Barry Valentine, a senior advisor at The Wicks Group (TWG) and former Federal Aviation Administration (FAA) administrator, appeared yesterday on both the BBC World Service and Cheddar News to discuss the failure of a critical aviation alert system. Mr. Valentine periodically appears on these and other outlets to talk about national and global aviation, or “when something exciting happens”.
The incident in question occurred on Tuesday night, 10 January, when the FAA’s Notice to Air Missions (NOTAM) system suffered an outage, which continued into the morning of Wednesday, 11 January, and caused nationwide flight delays and cancellations.
According to Mr. Valentine, his interviewers were mostly interested in what NOTAMs are, as in his words “all of the newscasters around the country and around the world were scurrying to find out what a NOTAM was”, given the magnitude of the problems caused by the system’s failure.
NOTAMs are used to warn or otherwise update flight crews about changing conditions or hazards in any component of the National Airspace System (NAS). The NAS encompasses almost every element related to air traffic within US airspace, including facilities, equipment, regulations, and personnel. Examples of NOTAM warnings could include closed runways or even air shows taking place in nearby airspace.
It is to the credit of the FAA, noted Mr. Valentine, that no one knew what NOTAMs were, because they have had no reason to learn about them as this is likely the first time the system has failed.
The outage prompted the FAA to order a ground stop at 7am EST on Wednesday morning, although this was lifted when the system was restored around 9am the same morning.
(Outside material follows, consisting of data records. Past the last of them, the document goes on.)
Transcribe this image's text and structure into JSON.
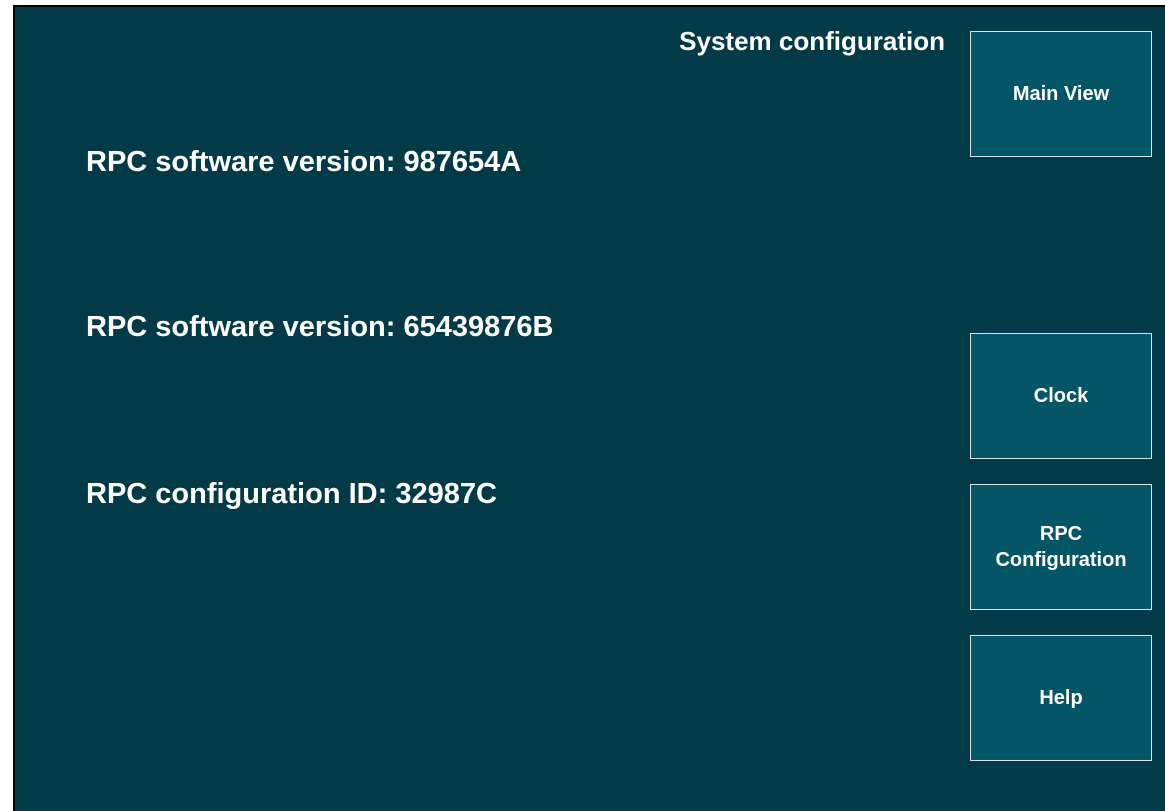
{
  "header": {
    "title": "System configuration"
  },
  "info": {
    "line1": "RPC software version: 987654A",
    "line2": "RPC software version: 65439876B",
    "line3": "RPC configuration ID: 32987C"
  },
  "nav": {
    "main_view": "Main View",
    "clock": "Clock",
    "rpc_configuration": "RPC\nConfiguration",
    "help": "Help"
  },
  "colors": {
    "background": "#033a48",
    "button": "#045565",
    "button_border": "#d9e4e8",
    "text": "#ffffff"
  }
}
Nonetheless, by the end of the day over 11,000 flights had been delayed across the United States, and more than 1,300 had been cancelled entirely.
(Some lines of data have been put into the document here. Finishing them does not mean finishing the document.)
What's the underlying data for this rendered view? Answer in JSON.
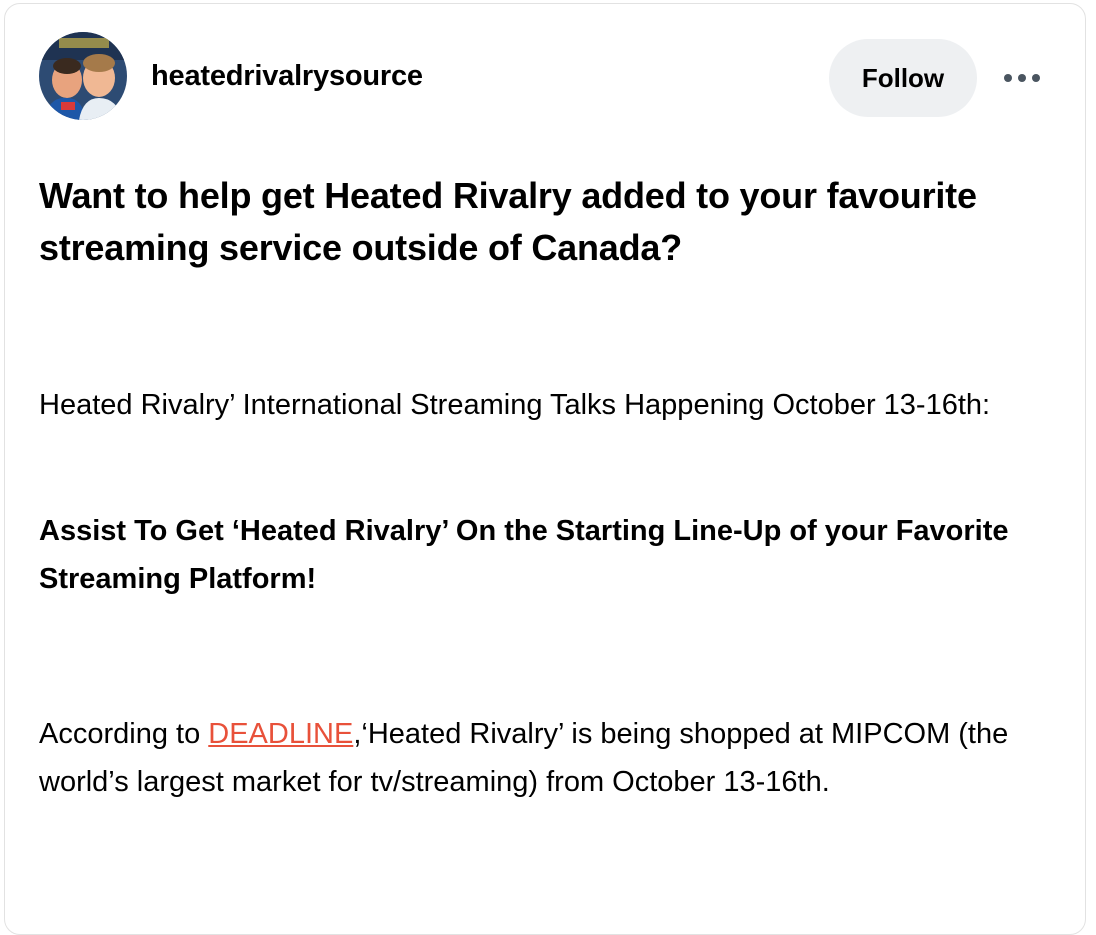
{
  "post": {
    "author": {
      "username": "heatedrivalrysource",
      "avatar_icon": "avatar-photo"
    },
    "follow_label": "Follow",
    "more_icon": "more-horizontal-icon",
    "title": "Want to help get Heated Rivalry added to your favourite streaming service outside of Canada?",
    "body": {
      "p1": "Heated Rivalry’ International Streaming Talks Happening October 13-16th:",
      "p2": "Assist To Get ‘Heated Rivalry’ On the Starting Line-Up of your Favorite Streaming Platform!",
      "p3_prefix": "According to ",
      "p3_link": "DEADLINE",
      "p3_suffix": ",‘Heated Rivalry’ is being shopped at MIPCOM (the world’s largest market for tv/streaming) from October 13-16th."
    }
  },
  "colors": {
    "link": "#e8513a",
    "follow_bg": "#eef0f2",
    "border": "#e2e2e2"
  }
}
Mr. Valentine explained that if the outage had happened later in the day, its effects would have been less disastrous, as grounding flights in the morning created a domino effect on all following flights throughout the rest of the day.
A preliminary enquiry by the FAA has traced the problem to a damaged database file, and there does not appear to be any evidence of a cyber attack. Going forward, concluded Mr. Valentine, it will be important for the FAA to determine the exact cause of the glitch, whether it was an accident or not, and to take measures to prevent it from happening in the future.
Established in 1999 and based in Washington, DC, The Wicks Group has a lengthy record of providing technical assistance to CAAs worldwide, including those of India, Panama, Cabo Verde, Azerbaijan, Ukraine, and Trinidad and Tobago. In all, ten FAA Category 1 ratings have been issued to TWG IASA technical assistance clients to date – a 100% track record. TWG also regularly assists foreign air carriers with obtaining the US government approvals needed for US air carrier operations and foreign repair stations with securing FAA certification required to maintain US-registered aircraft.